Exercise details → The reply should reproduce every line of the data below word for word, minus any images.
--- Record excerpts Enclosed Below ---
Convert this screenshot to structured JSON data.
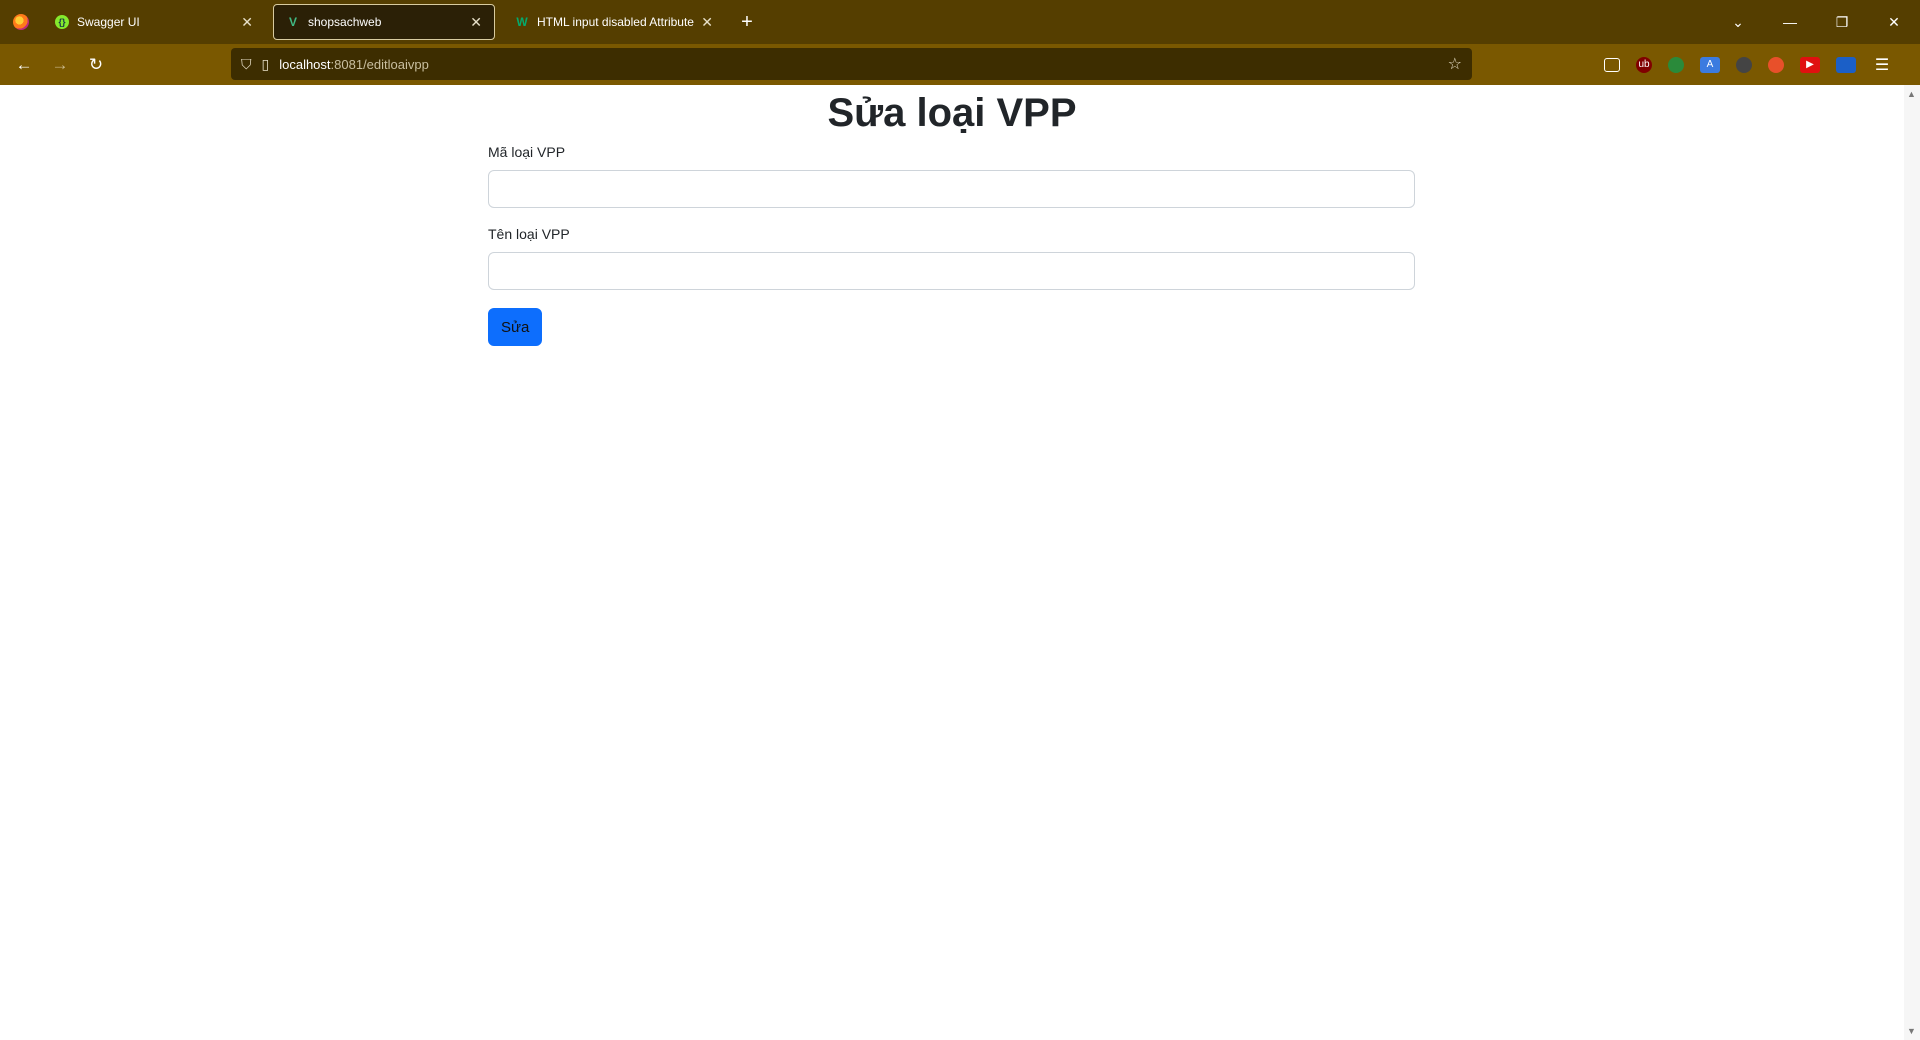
{
  "browser": {
    "tabs": [
      {
        "label": "Swagger UI",
        "icon": "swagger-icon"
      },
      {
        "label": "shopsachweb",
        "icon": "vue-icon",
        "active": true
      },
      {
        "label": "HTML input disabled Attribute",
        "icon": "w3schools-icon"
      }
    ],
    "url_host": "localhost",
    "url_rest": ":8081/editloaivpp"
  },
  "page": {
    "title": "Sửa loại VPP",
    "field1_label": "Mã loại VPP",
    "field1_value": "",
    "field2_label": "Tên loại VPP",
    "field2_value": "",
    "submit_label": "Sửa"
  },
  "colors": {
    "tabbar": "#553e00",
    "navbar": "#7a5800",
    "button": "#0d6efd"
  }
}
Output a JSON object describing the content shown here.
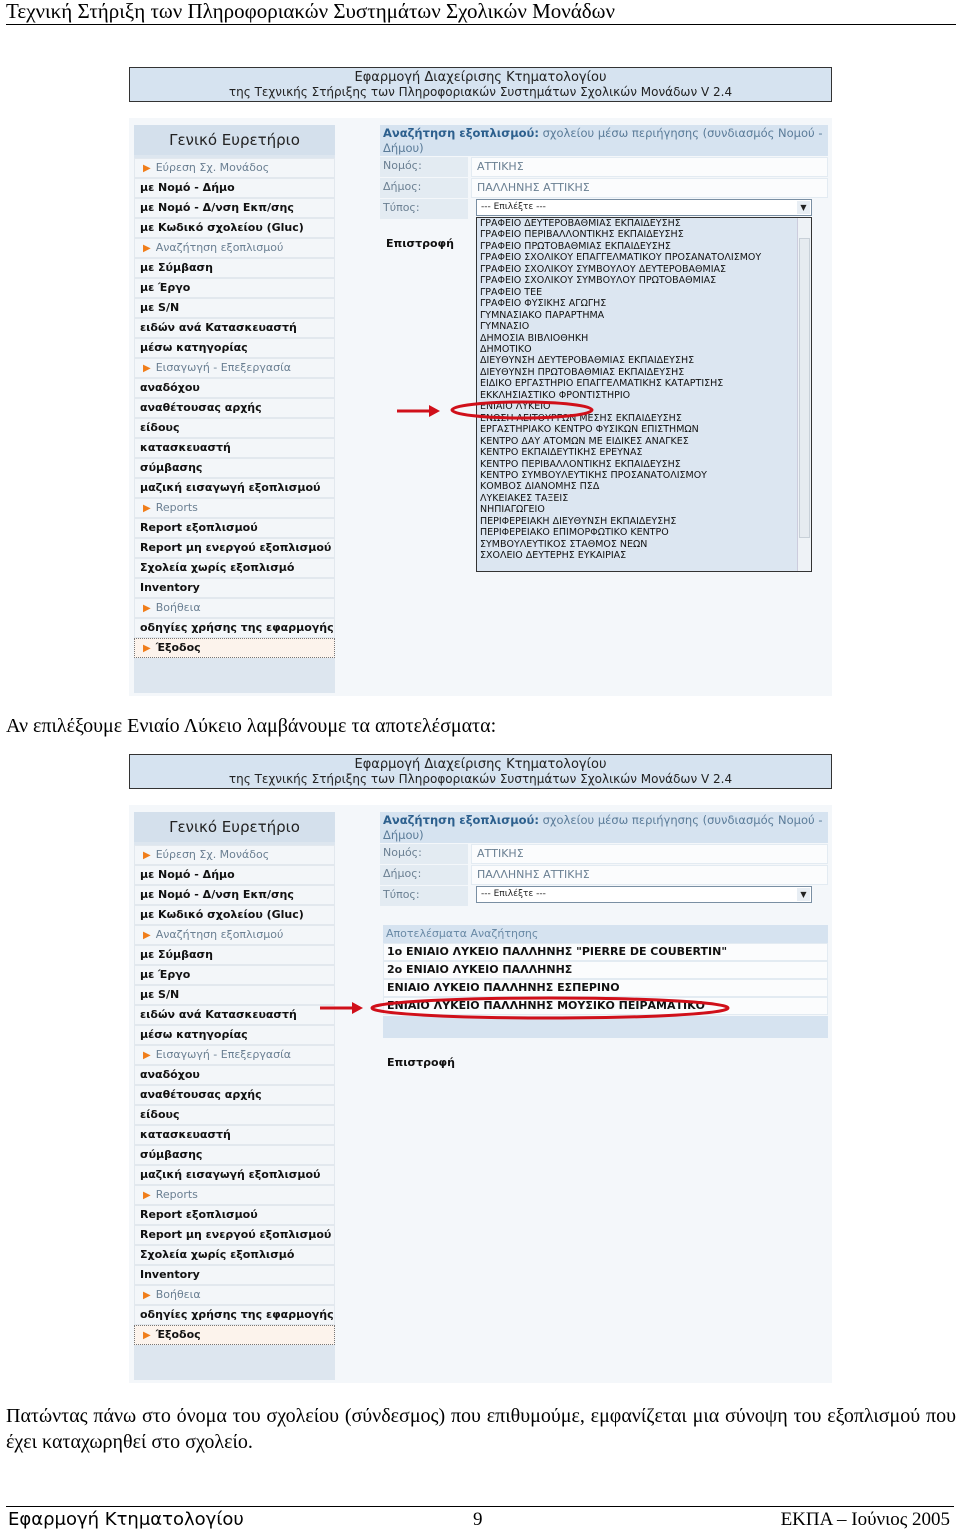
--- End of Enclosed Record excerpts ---
Task solution →
Convert this screenshot to structured JSON data.
{
  "browser": {
    "tabs": [
      {
        "label": "Swagger UI",
        "icon": "swagger-icon"
      },
      {
        "label": "shopsachweb",
        "icon": "vue-icon",
        "active": true
      },
      {
        "label": "HTML input disabled Attribute",
        "icon": "w3schools-icon"
      }
    ],
    "url_host": "localhost",
    "url_rest": ":8081/editloaivpp"
  },
  "page": {
    "title": "Sửa loại VPP",
    "field1_label": "Mã loại VPP",
    "field1_value": "",
    "field2_label": "Tên loại VPP",
    "field2_value": "",
    "submit_label": "Sửa"
  },
  "colors": {
    "tabbar": "#553e00",
    "navbar": "#7a5800",
    "button": "#0d6efd"
  }
}
Output a JSON object describing the content shown here.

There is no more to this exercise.